Construction experts believe this comprehensive workforce development focus will pay dividends economically and socially. Expanding technical skills aligns with goals to provide fulfilling careers for Saudi youth. It also enables localizing roles as infrastructure projects increase in complexity. Dr. Jawaher Almodarresi, an engineering educator, states: “Developing relevant competencies allows talented Saudis to drive innovation here rather than seeking opportunities abroad.”
The Sandbox of Progress: How Construction Innovation is Transforming Saudi Arabia’s Infrastructure Boom – Sustainability Through Solar Power
As Saudi Arabia rapidly scales construction under Vision 2030, integrating sustainable solar power solutions is crucial for reducing the built environment’s immense carbon footprint. The country’s abundant sunlight holds vast potential for powering new mega-projects through renewable energy rather than fossil fuels. Developers across Saudi Arabia’s booming real estate and infrastructure sectors are prioritizing solar photovoltaics and concentrated solar power innovations to shrink greenhouse gas emissions.
Deploying building-integrated solar photovoltaics (BIPV) allows developments to harness sunlight striking surfaces like facades and rooftops for direct onsite renewable power generation. Global engineering firm AESG has helped multiple Saudi clients incorporate advanced BIPV glass walls that appear opaque but absorb UV light. Product manager Karim Ibrahim explains: “These novel photovoltaic glazing materials offset daytime loads without compromising aesthetics or views – they appear like standard glass curtainwalls but generate clean energy.” Automated solar tracking and localized DC power optimization maximizes yields.
Solar developer Sunberry is installing rooftop PV systems across Saudi Arabia’s proliferating distribution centers and warehouses, which have massive square footage ideal for solar. By feeding PV power directly into facilities’ electrical infrastructure, developments shrink grid imports. “We’ve consistently achieved 20-30% reductions in electricity costs by adding rooftop solar,” notes Sunberry CEO Majid Halwani. He highlights how ample land in new Saudi cities being built from scratch allows creating expansive ground-mounted solar farms that fully power all municipal operations sustainably.

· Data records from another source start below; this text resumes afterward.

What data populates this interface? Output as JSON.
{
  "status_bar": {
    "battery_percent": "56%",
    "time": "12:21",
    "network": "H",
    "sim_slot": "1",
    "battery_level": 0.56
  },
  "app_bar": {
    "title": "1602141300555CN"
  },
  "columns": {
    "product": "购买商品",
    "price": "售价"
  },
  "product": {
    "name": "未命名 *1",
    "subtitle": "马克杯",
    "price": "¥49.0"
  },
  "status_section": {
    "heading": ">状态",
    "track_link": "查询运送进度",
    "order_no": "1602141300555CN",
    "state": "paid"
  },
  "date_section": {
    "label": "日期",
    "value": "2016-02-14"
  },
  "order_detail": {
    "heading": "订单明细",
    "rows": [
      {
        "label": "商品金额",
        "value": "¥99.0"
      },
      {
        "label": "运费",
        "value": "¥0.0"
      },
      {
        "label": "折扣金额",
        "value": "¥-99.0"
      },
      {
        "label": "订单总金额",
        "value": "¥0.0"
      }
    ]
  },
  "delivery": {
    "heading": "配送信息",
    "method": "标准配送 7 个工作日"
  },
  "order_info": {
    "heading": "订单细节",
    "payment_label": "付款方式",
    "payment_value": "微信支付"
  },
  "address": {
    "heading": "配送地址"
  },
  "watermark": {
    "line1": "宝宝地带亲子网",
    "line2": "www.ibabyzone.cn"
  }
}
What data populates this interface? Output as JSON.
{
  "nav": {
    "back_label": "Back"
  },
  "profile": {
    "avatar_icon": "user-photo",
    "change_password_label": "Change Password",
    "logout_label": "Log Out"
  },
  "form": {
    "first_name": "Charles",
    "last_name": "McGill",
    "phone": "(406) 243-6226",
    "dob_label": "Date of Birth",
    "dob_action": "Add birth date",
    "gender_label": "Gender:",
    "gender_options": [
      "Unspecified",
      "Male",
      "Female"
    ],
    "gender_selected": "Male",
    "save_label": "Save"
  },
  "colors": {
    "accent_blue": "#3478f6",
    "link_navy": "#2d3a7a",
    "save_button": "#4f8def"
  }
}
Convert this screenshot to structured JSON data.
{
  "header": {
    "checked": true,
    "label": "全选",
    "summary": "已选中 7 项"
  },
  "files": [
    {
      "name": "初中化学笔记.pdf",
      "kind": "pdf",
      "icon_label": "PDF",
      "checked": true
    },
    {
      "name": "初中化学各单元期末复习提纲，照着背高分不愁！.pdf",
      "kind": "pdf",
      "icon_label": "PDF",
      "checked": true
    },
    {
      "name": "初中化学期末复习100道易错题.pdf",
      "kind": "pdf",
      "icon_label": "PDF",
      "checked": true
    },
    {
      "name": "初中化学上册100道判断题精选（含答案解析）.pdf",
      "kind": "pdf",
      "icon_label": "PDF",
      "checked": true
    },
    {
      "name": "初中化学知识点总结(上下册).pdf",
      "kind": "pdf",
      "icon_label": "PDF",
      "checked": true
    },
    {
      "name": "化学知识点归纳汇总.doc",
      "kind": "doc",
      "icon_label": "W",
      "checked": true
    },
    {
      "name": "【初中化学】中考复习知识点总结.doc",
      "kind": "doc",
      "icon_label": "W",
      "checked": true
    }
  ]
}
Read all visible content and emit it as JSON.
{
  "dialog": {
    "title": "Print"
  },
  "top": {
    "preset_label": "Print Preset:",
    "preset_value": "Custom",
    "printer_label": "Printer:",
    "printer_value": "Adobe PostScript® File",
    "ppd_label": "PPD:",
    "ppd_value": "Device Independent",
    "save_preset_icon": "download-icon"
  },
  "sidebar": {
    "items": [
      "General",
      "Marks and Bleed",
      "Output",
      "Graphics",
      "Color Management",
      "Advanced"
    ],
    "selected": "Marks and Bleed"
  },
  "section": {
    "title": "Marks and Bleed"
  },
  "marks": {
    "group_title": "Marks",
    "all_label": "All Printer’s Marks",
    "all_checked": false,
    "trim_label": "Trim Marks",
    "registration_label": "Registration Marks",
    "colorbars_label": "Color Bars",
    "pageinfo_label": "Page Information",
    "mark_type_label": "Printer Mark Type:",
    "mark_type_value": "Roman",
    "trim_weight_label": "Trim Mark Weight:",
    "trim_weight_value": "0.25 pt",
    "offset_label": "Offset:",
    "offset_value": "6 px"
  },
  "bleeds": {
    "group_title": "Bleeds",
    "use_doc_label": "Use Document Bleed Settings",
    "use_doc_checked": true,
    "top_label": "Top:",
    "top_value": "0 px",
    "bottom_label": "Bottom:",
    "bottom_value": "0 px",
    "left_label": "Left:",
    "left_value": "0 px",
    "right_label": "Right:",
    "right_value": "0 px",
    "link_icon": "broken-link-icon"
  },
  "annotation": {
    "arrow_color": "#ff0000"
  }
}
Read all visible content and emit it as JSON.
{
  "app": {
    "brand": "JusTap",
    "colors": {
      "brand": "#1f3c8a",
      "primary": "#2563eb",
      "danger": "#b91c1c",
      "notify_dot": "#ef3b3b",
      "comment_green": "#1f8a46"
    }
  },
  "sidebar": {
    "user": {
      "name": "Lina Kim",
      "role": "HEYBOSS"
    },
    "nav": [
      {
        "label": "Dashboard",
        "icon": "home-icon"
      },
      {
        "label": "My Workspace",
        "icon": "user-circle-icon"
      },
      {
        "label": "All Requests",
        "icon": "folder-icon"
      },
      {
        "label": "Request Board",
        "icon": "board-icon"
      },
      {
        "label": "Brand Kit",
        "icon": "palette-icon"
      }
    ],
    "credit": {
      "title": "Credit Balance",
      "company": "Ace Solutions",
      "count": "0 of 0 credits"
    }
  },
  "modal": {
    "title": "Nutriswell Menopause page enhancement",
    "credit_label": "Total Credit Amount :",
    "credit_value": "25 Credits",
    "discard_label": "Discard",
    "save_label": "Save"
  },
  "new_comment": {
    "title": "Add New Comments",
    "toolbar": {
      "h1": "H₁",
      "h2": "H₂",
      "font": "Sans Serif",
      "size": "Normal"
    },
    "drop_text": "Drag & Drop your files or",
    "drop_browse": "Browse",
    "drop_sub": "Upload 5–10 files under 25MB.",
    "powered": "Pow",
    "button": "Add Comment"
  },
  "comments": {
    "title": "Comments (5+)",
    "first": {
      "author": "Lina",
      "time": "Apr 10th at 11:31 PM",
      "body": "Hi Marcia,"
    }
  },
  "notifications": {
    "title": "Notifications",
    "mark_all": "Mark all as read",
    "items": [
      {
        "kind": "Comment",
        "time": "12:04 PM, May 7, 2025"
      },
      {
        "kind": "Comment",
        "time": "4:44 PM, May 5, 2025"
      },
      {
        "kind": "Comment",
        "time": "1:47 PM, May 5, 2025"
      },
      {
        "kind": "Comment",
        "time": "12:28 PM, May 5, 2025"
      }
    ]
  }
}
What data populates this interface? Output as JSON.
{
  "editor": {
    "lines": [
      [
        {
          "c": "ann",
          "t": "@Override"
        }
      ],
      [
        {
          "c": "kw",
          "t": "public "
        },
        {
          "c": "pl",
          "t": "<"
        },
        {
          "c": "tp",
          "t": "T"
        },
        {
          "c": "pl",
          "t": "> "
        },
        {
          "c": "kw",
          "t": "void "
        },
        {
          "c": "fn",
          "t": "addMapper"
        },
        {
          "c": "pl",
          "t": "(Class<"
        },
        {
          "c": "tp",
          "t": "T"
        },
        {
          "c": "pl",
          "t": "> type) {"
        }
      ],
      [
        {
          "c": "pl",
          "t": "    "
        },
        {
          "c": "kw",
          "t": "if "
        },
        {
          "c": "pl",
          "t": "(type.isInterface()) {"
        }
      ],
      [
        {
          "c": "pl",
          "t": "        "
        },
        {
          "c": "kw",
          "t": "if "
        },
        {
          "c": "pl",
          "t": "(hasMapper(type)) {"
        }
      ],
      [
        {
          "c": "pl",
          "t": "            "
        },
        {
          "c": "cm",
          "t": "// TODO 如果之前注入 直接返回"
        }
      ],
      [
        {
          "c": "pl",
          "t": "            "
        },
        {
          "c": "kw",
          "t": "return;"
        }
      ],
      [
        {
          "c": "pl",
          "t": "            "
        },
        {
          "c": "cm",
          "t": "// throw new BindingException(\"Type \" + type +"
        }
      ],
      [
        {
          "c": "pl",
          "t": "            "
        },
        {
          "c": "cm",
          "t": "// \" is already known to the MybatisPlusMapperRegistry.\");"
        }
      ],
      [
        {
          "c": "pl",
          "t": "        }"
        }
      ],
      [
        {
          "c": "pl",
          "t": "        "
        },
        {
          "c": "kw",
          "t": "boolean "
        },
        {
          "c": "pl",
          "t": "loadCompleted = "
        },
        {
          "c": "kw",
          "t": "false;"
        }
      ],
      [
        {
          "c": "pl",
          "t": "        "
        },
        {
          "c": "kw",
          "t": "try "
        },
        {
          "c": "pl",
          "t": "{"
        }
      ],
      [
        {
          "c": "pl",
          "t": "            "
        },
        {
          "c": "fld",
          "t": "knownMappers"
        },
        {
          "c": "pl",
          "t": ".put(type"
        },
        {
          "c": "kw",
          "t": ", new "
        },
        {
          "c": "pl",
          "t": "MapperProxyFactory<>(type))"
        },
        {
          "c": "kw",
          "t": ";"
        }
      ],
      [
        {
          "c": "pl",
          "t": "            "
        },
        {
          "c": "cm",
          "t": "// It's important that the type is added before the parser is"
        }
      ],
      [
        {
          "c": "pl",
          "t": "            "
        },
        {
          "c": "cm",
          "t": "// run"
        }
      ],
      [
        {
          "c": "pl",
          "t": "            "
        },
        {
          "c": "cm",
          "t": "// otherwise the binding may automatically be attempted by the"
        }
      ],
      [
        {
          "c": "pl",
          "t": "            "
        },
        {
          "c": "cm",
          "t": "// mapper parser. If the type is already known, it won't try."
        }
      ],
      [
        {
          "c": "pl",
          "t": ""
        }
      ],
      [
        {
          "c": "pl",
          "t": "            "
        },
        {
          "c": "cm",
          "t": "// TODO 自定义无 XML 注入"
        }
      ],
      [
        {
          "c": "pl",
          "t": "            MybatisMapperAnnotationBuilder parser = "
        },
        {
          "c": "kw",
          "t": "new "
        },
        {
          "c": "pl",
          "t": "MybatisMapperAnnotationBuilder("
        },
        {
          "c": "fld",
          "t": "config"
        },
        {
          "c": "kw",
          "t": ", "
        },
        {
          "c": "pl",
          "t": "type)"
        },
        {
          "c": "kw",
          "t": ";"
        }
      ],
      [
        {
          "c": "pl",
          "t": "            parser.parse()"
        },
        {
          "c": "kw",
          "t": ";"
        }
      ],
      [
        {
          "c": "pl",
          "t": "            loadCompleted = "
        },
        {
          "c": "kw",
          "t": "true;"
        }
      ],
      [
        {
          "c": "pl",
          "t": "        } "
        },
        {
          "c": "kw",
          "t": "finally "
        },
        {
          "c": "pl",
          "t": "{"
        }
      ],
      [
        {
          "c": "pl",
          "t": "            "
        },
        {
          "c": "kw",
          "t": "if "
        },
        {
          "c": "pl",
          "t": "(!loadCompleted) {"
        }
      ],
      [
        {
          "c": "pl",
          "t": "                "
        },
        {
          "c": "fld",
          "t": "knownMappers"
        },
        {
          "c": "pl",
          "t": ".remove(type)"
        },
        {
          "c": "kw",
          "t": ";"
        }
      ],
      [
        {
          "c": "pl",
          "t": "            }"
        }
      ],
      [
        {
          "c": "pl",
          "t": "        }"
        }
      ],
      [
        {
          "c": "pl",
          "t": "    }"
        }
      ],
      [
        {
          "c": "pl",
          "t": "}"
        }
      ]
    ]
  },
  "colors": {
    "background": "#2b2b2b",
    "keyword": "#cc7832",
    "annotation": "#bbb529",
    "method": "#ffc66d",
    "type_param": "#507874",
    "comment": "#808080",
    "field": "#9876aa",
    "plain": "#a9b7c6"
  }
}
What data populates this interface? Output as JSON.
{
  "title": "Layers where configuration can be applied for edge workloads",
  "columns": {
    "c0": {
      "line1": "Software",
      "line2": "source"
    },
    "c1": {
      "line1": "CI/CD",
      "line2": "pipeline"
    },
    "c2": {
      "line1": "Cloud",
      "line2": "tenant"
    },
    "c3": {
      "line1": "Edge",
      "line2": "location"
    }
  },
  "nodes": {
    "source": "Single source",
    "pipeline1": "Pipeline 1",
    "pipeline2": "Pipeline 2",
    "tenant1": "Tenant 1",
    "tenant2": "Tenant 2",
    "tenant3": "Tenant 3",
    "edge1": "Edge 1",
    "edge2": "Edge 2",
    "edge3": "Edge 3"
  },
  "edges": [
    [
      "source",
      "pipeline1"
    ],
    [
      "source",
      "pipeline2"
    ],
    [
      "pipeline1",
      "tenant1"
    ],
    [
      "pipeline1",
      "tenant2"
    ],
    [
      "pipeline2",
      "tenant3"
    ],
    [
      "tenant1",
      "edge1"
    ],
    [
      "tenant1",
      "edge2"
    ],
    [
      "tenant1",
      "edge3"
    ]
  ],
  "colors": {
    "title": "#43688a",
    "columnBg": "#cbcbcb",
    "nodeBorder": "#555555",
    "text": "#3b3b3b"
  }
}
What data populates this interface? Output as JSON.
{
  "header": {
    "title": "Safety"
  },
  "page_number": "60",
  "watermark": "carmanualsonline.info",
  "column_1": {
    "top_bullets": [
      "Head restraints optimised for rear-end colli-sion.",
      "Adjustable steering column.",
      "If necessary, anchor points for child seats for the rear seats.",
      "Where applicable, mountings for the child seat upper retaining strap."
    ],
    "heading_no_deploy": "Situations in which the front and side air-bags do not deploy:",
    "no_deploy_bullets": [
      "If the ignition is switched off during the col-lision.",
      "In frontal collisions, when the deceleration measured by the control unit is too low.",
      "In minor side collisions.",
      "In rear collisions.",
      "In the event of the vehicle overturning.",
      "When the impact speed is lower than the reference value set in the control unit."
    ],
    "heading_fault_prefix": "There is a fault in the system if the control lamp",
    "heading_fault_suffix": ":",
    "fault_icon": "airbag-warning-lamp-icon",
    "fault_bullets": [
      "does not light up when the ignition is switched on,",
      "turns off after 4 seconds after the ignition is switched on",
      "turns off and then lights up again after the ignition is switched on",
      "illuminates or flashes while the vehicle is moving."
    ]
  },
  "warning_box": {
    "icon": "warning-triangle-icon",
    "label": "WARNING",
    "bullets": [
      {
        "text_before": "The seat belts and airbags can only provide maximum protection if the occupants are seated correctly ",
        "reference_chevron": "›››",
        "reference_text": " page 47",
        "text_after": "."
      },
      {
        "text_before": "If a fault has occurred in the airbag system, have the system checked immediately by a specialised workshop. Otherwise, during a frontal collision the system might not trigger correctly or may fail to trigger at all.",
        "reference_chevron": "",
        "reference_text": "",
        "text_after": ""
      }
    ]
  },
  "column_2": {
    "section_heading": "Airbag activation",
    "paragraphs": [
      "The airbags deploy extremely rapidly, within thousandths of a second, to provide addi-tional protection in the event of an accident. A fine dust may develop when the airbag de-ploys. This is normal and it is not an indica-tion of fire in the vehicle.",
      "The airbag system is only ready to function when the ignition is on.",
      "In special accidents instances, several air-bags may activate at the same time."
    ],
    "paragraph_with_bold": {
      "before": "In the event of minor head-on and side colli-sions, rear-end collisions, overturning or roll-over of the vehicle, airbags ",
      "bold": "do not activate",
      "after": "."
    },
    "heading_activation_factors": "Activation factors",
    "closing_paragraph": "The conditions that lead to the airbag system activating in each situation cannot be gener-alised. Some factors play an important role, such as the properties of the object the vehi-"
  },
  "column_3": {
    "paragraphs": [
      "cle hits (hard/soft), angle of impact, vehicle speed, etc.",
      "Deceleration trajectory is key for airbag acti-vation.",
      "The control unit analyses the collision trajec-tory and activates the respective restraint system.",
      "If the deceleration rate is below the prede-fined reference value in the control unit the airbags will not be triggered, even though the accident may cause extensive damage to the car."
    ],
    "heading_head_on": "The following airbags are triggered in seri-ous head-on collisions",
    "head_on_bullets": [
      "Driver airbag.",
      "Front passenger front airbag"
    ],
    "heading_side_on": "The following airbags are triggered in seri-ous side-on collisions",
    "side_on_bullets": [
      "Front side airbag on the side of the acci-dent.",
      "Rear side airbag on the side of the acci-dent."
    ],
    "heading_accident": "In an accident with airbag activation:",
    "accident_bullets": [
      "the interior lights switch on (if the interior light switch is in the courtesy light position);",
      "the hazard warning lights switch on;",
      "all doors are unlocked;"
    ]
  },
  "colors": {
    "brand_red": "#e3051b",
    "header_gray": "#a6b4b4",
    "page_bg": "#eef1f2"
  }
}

Concentrated solar power (CSP), which uses mirrors to focus sunlight heating fluids that generate steam for electricity production, has also gained traction for large-scale renewable energy projects. Saudi Arabia’s hometown of Neom is planned as a showcase for futuristic CSP installations. CSP provider GlassPoint Solar has partnered with Neom’s developers to integrate solar thermal technology spanning thousands of hectares that will meet the entire city’s power needs once built out. GlassPoint’s enclosed solar process avoids dust and sand damage plaguing conventional desert CSP.